##### The data #####

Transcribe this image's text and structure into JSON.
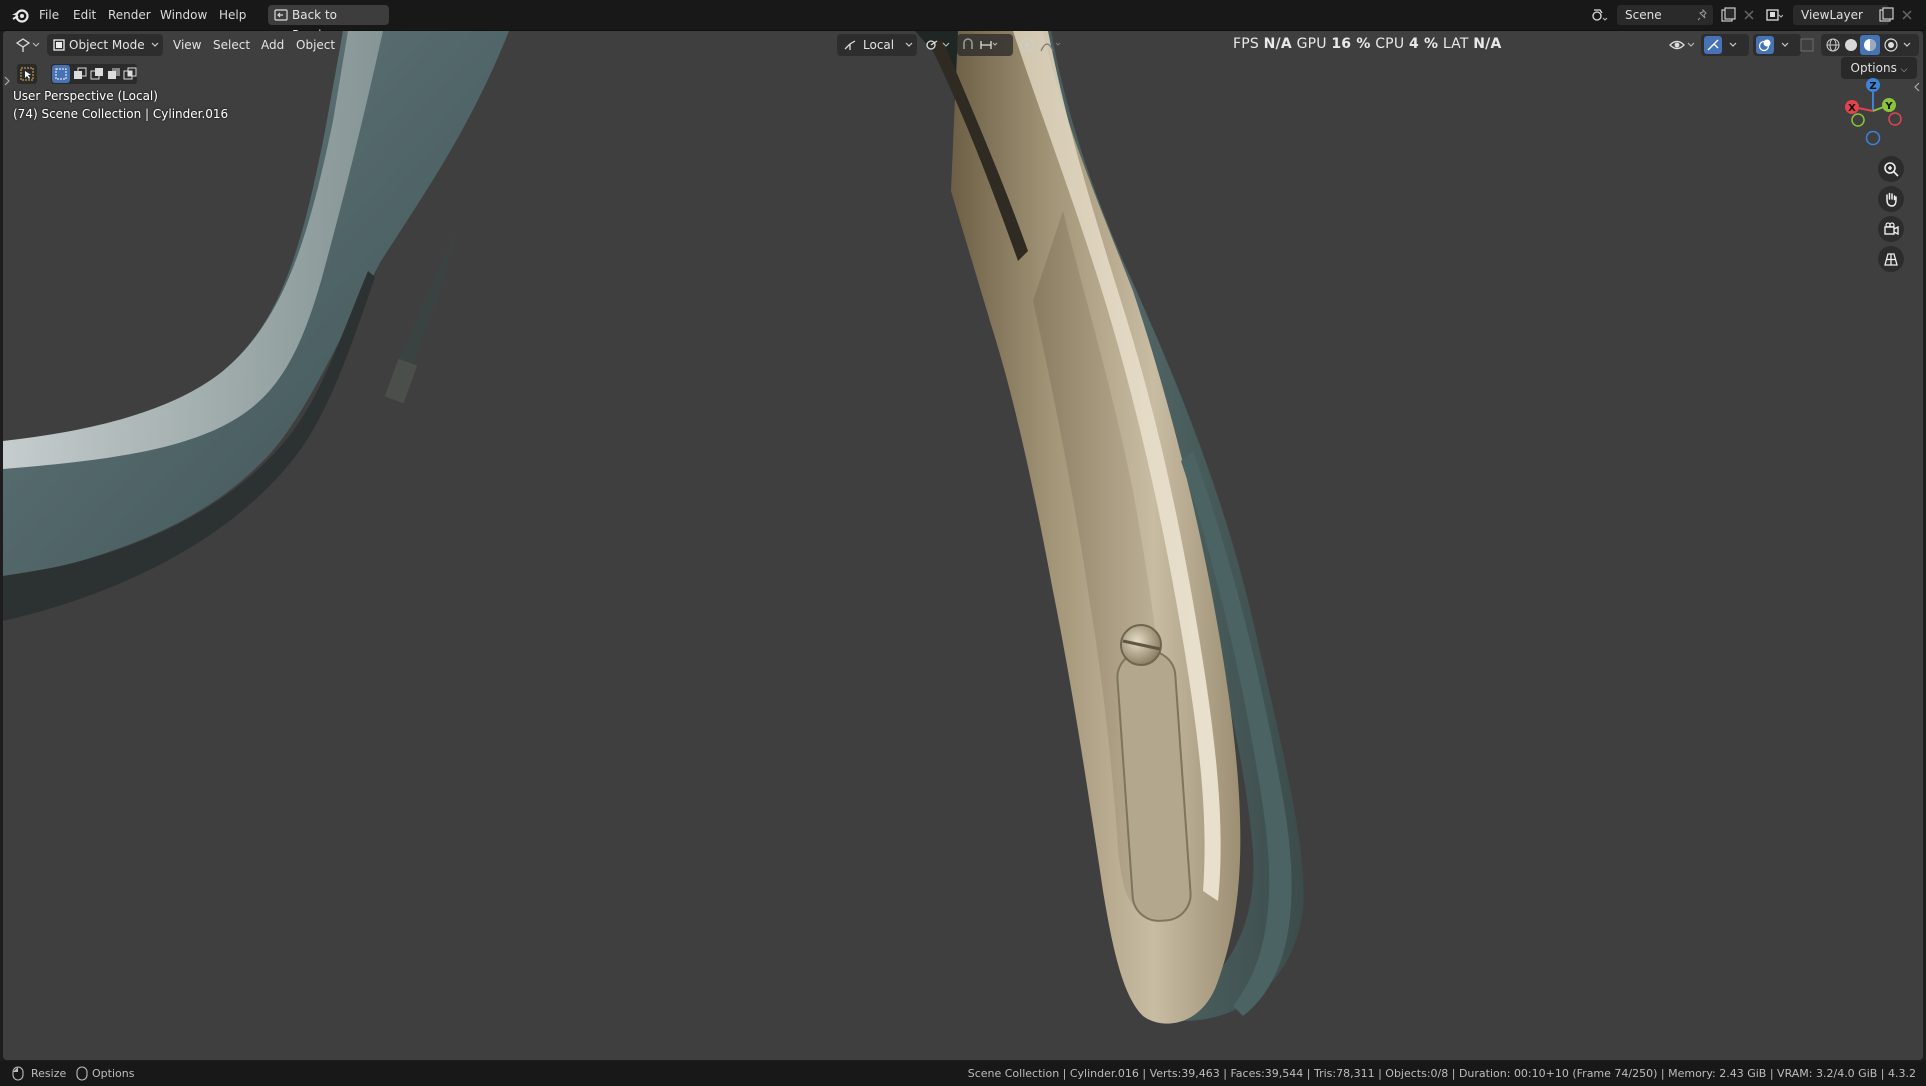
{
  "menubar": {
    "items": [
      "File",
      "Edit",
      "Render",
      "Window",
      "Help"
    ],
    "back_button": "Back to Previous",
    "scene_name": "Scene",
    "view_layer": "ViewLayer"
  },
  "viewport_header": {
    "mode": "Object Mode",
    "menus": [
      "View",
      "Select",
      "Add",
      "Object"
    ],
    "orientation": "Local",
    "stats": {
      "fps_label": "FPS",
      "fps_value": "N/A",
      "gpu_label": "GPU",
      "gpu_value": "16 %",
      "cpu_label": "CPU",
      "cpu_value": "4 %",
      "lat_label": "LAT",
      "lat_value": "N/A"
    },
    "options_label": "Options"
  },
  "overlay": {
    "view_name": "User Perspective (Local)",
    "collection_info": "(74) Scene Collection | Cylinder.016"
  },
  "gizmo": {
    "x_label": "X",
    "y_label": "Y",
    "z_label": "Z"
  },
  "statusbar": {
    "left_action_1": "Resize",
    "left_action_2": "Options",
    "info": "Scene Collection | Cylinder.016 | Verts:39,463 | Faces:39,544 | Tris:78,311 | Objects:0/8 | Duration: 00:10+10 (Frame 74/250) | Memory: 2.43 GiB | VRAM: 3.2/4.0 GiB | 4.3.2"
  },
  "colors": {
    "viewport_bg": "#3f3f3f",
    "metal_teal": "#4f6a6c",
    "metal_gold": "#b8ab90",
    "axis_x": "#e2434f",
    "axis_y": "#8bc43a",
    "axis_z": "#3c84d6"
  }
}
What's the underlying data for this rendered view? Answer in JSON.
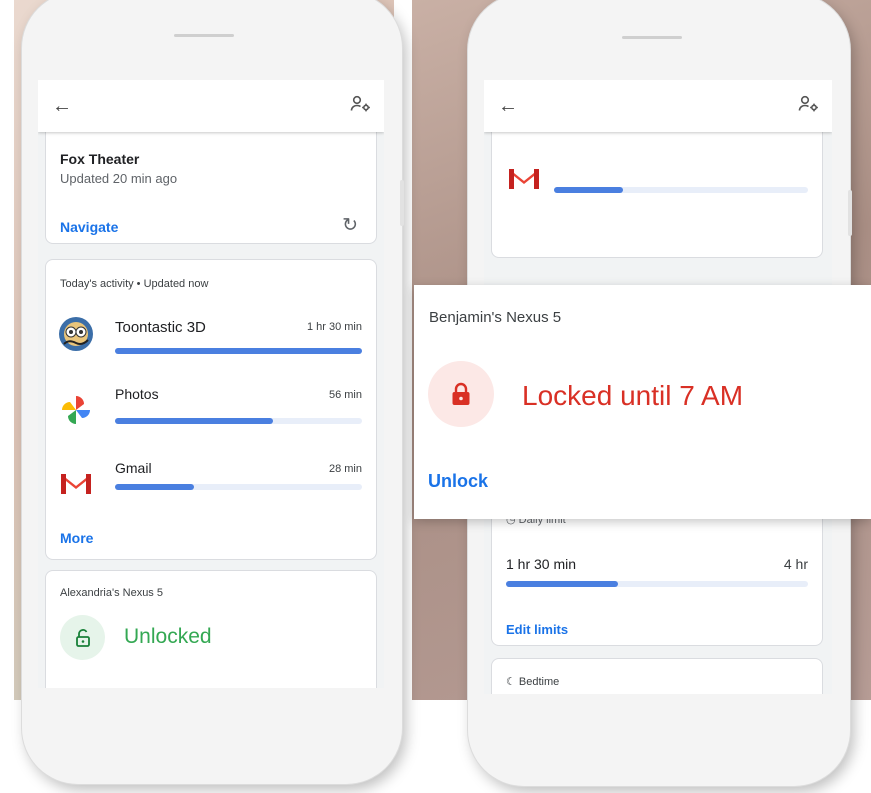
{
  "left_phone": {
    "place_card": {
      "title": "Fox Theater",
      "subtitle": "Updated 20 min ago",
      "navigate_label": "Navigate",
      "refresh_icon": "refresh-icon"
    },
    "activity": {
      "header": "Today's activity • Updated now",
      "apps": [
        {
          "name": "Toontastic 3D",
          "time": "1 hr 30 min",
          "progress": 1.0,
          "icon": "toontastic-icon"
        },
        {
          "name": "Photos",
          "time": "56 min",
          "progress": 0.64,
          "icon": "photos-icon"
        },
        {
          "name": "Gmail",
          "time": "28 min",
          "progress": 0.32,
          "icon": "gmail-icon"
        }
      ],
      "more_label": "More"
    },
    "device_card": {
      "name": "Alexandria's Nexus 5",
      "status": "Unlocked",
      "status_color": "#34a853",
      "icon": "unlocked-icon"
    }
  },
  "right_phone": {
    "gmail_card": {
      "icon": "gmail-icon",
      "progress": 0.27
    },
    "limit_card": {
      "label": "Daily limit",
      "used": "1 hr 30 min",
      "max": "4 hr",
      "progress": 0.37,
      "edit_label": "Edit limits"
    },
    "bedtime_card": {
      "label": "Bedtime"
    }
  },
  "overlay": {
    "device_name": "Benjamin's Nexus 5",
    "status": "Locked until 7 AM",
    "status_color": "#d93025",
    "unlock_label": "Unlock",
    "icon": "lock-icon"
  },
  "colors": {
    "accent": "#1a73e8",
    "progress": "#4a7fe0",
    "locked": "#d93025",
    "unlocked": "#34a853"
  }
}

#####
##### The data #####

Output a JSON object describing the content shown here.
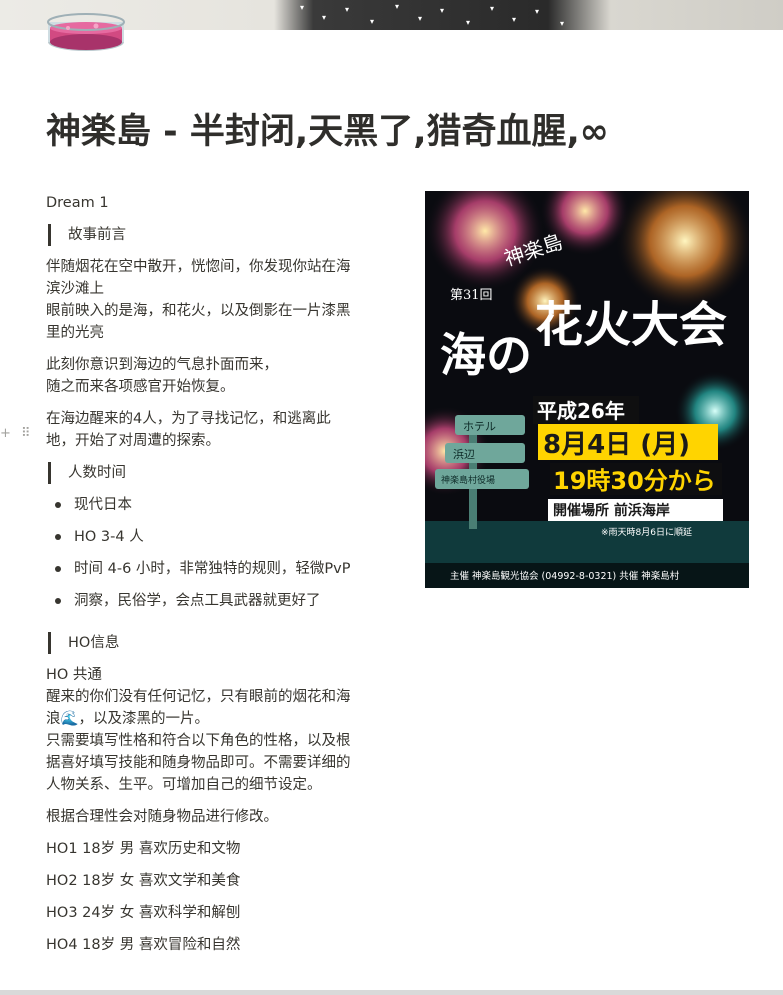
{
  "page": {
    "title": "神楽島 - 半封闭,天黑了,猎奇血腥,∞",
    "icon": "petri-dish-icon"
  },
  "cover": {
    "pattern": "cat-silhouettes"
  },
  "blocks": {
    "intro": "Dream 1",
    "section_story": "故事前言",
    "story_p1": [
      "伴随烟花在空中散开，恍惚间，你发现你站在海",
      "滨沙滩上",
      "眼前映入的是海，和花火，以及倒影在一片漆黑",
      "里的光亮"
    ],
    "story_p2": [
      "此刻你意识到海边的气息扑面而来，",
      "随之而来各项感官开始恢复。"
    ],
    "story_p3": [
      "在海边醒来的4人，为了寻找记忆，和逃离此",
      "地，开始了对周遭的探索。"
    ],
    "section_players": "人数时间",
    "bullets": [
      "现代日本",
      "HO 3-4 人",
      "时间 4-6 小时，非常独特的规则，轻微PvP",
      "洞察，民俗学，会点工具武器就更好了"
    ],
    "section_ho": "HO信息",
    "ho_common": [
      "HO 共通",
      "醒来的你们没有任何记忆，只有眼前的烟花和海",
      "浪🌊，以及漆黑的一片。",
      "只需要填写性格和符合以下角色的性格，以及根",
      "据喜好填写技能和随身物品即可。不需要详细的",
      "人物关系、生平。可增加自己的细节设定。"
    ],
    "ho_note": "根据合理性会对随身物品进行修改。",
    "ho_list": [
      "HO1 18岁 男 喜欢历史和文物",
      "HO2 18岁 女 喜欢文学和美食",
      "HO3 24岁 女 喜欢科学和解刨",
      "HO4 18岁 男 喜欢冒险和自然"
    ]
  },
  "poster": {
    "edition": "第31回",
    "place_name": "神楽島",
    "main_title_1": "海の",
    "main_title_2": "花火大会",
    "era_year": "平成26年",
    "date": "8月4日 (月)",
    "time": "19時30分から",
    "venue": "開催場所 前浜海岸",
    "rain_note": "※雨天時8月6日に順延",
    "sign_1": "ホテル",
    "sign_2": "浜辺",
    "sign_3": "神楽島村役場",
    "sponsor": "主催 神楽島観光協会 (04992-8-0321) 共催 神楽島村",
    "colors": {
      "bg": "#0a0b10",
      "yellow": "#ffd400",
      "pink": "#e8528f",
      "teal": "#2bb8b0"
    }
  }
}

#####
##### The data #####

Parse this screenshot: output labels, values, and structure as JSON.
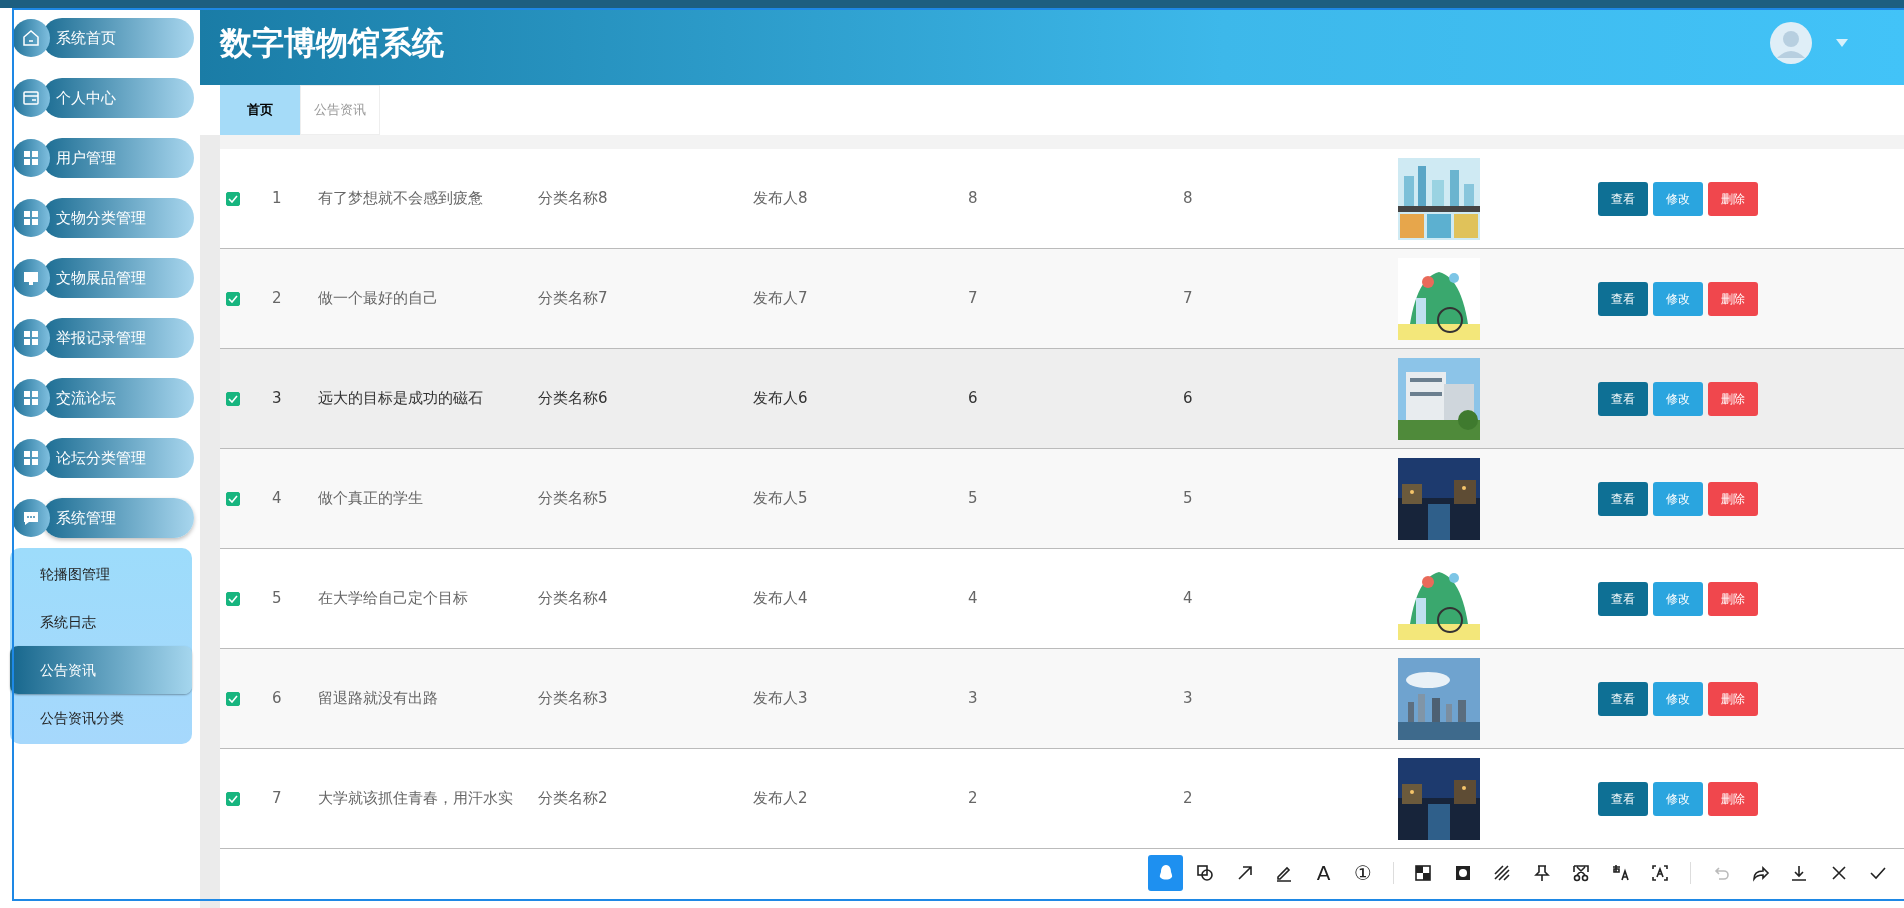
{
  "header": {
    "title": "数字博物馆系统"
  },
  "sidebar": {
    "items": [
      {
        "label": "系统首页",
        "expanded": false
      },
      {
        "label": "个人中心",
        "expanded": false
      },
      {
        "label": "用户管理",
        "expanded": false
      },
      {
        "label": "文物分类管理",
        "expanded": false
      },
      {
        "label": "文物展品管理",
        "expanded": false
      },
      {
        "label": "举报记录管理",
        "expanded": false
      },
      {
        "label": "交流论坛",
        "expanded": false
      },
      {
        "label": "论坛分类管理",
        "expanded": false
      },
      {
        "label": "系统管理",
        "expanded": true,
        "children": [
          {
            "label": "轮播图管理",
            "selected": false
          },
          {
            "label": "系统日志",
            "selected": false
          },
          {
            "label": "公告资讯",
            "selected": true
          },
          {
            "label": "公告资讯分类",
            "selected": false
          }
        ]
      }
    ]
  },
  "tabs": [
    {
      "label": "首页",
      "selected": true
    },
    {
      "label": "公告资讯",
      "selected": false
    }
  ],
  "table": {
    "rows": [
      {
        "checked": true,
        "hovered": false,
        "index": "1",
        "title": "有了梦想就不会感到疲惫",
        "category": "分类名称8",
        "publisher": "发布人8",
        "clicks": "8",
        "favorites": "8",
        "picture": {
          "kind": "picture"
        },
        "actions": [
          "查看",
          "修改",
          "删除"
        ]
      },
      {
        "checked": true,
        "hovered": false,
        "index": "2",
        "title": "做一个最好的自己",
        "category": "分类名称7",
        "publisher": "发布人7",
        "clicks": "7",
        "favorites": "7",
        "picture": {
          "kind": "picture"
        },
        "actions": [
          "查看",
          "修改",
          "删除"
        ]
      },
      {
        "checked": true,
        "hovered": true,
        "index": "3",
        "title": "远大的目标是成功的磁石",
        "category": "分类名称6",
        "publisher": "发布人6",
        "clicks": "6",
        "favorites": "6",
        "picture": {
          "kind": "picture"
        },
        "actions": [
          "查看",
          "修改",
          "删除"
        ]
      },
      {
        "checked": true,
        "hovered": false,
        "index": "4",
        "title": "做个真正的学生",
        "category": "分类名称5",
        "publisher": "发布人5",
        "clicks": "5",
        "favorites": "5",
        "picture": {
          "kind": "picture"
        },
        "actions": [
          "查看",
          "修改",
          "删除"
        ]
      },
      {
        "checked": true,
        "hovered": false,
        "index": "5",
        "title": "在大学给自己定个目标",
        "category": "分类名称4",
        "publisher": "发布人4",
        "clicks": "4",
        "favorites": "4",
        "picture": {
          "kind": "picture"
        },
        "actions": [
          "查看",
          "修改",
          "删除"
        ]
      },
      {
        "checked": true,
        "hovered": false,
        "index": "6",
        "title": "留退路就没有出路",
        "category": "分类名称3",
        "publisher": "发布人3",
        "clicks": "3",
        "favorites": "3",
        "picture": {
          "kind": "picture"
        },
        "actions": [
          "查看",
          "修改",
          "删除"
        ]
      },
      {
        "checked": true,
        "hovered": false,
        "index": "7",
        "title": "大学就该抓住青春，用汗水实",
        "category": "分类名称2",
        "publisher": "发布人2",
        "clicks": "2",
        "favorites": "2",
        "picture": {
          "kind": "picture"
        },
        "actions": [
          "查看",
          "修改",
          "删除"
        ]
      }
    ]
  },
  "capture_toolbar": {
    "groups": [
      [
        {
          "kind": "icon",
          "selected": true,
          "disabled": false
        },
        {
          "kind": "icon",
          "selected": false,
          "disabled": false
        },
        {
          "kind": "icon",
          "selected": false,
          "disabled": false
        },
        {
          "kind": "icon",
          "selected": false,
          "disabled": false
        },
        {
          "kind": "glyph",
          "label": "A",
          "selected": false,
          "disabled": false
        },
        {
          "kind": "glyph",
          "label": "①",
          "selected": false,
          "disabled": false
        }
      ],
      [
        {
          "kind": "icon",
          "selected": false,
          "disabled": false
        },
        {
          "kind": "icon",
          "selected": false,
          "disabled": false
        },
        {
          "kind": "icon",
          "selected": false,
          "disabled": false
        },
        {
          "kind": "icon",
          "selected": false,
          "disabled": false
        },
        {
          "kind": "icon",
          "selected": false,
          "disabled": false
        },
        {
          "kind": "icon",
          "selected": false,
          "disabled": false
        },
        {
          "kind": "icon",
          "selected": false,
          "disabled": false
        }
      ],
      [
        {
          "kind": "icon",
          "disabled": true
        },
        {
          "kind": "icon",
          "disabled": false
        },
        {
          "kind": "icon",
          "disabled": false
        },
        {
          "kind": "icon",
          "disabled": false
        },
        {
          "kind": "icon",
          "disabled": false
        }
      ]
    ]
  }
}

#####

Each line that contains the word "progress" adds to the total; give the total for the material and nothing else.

6